In this sequel, Christopher responds to these questions in the same forthright manner that he originally laid forth his propositions. He offers simple, strategic advice on such difficult questions as:

“Exactly how do I go about gaining access to the donor records when my church has prohibited it for a hundred years?”
“How do I explain a meeting with just those who are strong givers without alienating those who are not?”
“How can we advocate online giving without encouraging some to abuse their credit cards?”
“What should letters to different giving constituencies look like?”

Whose Offering Plate Is It?: New Strategies for Financial Stewardship Christopher provides further discussion on the importance of vision to donors when he writes: “If you want people to give, offer them a compelling vision of how their giving is going to build God’s kingdom.” Another thought-provoking and insightful book on stewardship for congregational vitality.

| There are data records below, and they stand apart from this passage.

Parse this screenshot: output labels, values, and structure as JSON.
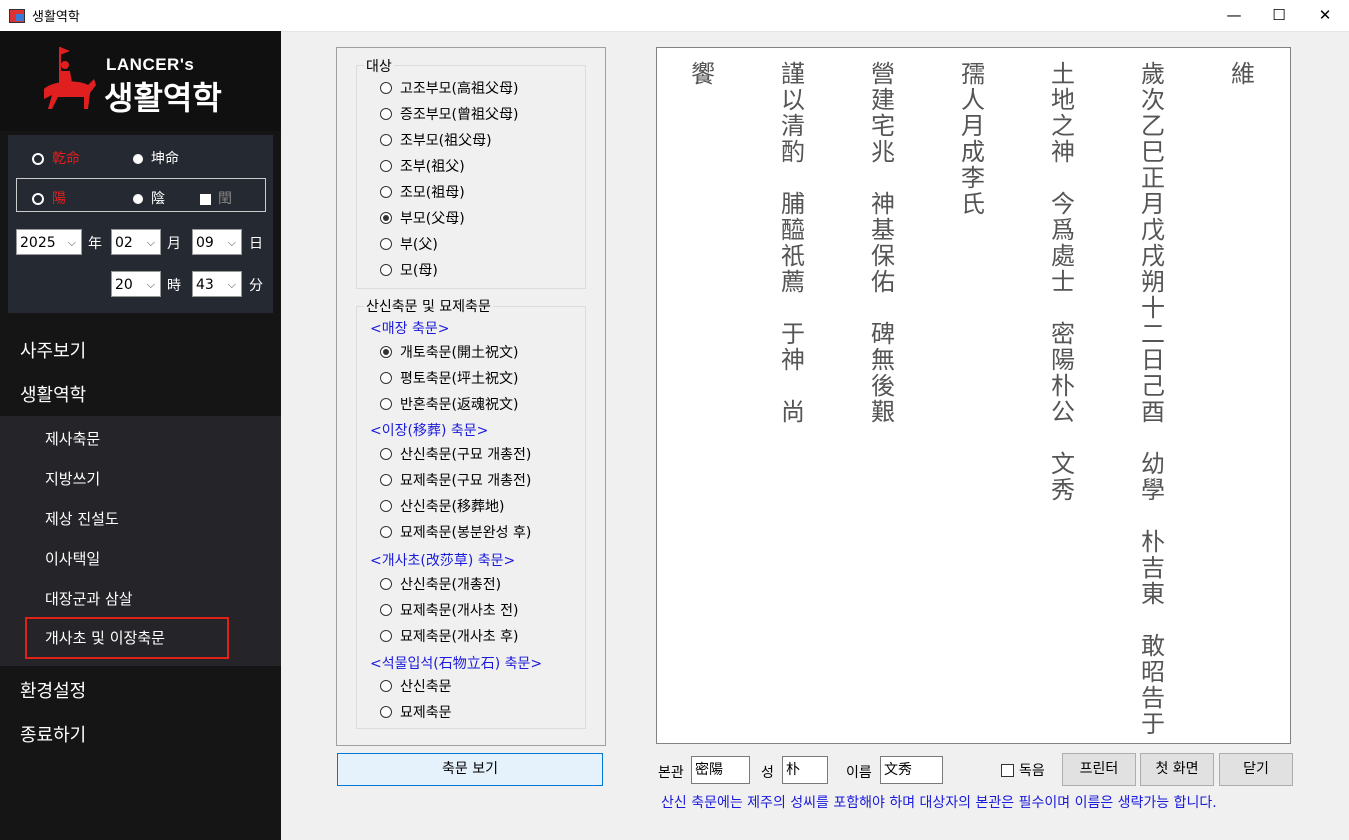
{
  "window": {
    "title": "생활역학",
    "minimize": "—",
    "maximize": "☐",
    "close": "✕"
  },
  "logo": {
    "top": "LANCER's",
    "main": "생활역학"
  },
  "birth": {
    "gender_male": "乾命",
    "gender_female": "坤命",
    "yang": "陽",
    "yin": "陰",
    "leap": "閏",
    "year": "2025",
    "year_unit": "年",
    "month": "02",
    "month_unit": "月",
    "day": "09",
    "day_unit": "日",
    "hour": "20",
    "hour_unit": "時",
    "minute": "43",
    "minute_unit": "分"
  },
  "menu": {
    "saju": "사주보기",
    "life": "생활역학",
    "sub": [
      "제사축문",
      "지방쓰기",
      "제상 진설도",
      "이사택일",
      "대장군과 삼살",
      "개사초 및 이장축문"
    ],
    "settings": "환경설정",
    "exit": "종료하기"
  },
  "target_group": {
    "legend": "대상",
    "options": [
      "고조부모(高祖父母)",
      "증조부모(曾祖父母)",
      "조부모(祖父母)",
      "조부(祖父)",
      "조모(祖母)",
      "부모(父母)",
      "부(父)",
      "모(母)"
    ],
    "selected": 5
  },
  "prayer_group": {
    "legend": "산신축문 및 묘제축문",
    "burial_header": "<매장 축문>",
    "burial": [
      "개토축문(開土祝文)",
      "평토축문(坪土祝文)",
      "반혼축문(返魂祝文)"
    ],
    "move_header": "<이장(移葬) 축문>",
    "move": [
      "산신축문(구묘 개총전)",
      "묘제축문(구묘 개총전)",
      "산신축문(移葬地)",
      "묘제축문(봉분완성 후)"
    ],
    "sod_header": "<개사초(改莎草) 축문>",
    "sod": [
      "산신축문(개총전)",
      "묘제축문(개사초 전)",
      "묘제축문(개사초 후)"
    ],
    "stone_header": "<석물입석(石物立石) 축문>",
    "stone": [
      "산신축문",
      "묘제축문"
    ]
  },
  "view_button": "축문 보기",
  "document": {
    "columns": [
      "維",
      "歲次乙巳正月戊戌朔十二日己酉　幼學　朴吉東　敢昭告于",
      "土地之神　今爲處士　密陽朴公　文秀",
      "孺人月成李氏",
      "營建宅兆　神基保佑　碑無後艱",
      "謹以清酌　脯醯祇薦　于神　尚",
      "饗"
    ]
  },
  "bottom": {
    "bongwan_label": "본관",
    "bongwan_value": "密陽",
    "surname_label": "성",
    "surname_value": "朴",
    "name_label": "이름",
    "name_value": "文秀",
    "solo_label": "독음",
    "print_button": "프린터",
    "home_button": "첫 화면",
    "close_button": "닫기",
    "note": "산신 축문에는 제주의 성씨를 포함해야 하며 대상자의 본관은 필수이며 이름은 생략가능 합니다."
  }
}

Reflections on Stewardship and Giving: A Theology of Generosity

by the Rev. Jay Lawlor

Excerpt: I have always approached conversations around giving with joy and excitement as they are opportunities to discuss God’s generosity and our call to live boldly and passionately into mission and ministries. These are theological and spiritual conversations – the type of conversations I love to have as a priest. The fact that it takes money to fund mission and ministries is part of the theological and spiritual conversations. It is an invitation to reflect on God’s generosity, and our response – out of gratitude, to share that generosity we experience through Jesus Christ. Read the entire article…


Holistic and Joyful Stewardship

by the Rev. Jay Lawlor

Excerpt: St. Paul writes of stewardship as a “generous undertaking” (2 Cor. 8:7). The original Greek can also be translated as “grace.” This grace is the act of giving out of an abundance of faith, gifts/talents, service (time), and finances in advancing the reconciling love of God in Jesus Christ. I believe stewardship is about our response to God’s abundance as disciples of Jesus as we orient our lives toward God in Christ. It is how we care for community, others, and all of creation. Read entire article…


Stewardship for the New Millennium

Stewardship for the New Millennium is the Episcopal Church Foundation’s presentation on giving in the 21st century. It has helpful insights on changes to giving in the United States and addressing donors from different generations.


Other High Value Stewardship Resources

Episcopal Church Foundation Vital Practices: Stewardship Tools

Episcopal Church Foundation Vital Practices: Stewardship Resources

The Episcopal Network for Stewardship (TENS)

Fearless Church Fundraising (The Rev. Canon Charles LaFond)

Congregational Stewardship Manual (The Rev. Canon Charles LaFond, Diocese of New Hampshire)

The Consortium of Endowed Episcopal Parishes

Generous Giving

Faces of Faith: A Stewards Book of Prayer (Episcopal Church General Convention 2003)

Millennial Donors Research

Ecumenical Stewardship Center

Lake Institute on Faith and Giving


“Money will not bring in the kingdom of heaven, but how we give of ourselves has everything to do with how willing we are to enter fully into the giving nature of God in whose image and likeness we are created. […] God is calling the church into change, and to have funding for experimentation and to further mission in ways that we know are capturing people’s attention is critical. From that we’ll discover what has lasting value.” Reference: The Rt. Rev. M. Thomas Shaw, SSJE, 1995 Diocesan Convention Address and 2013 interview on success of Diocese of Massachusetts mission fundraising campaign.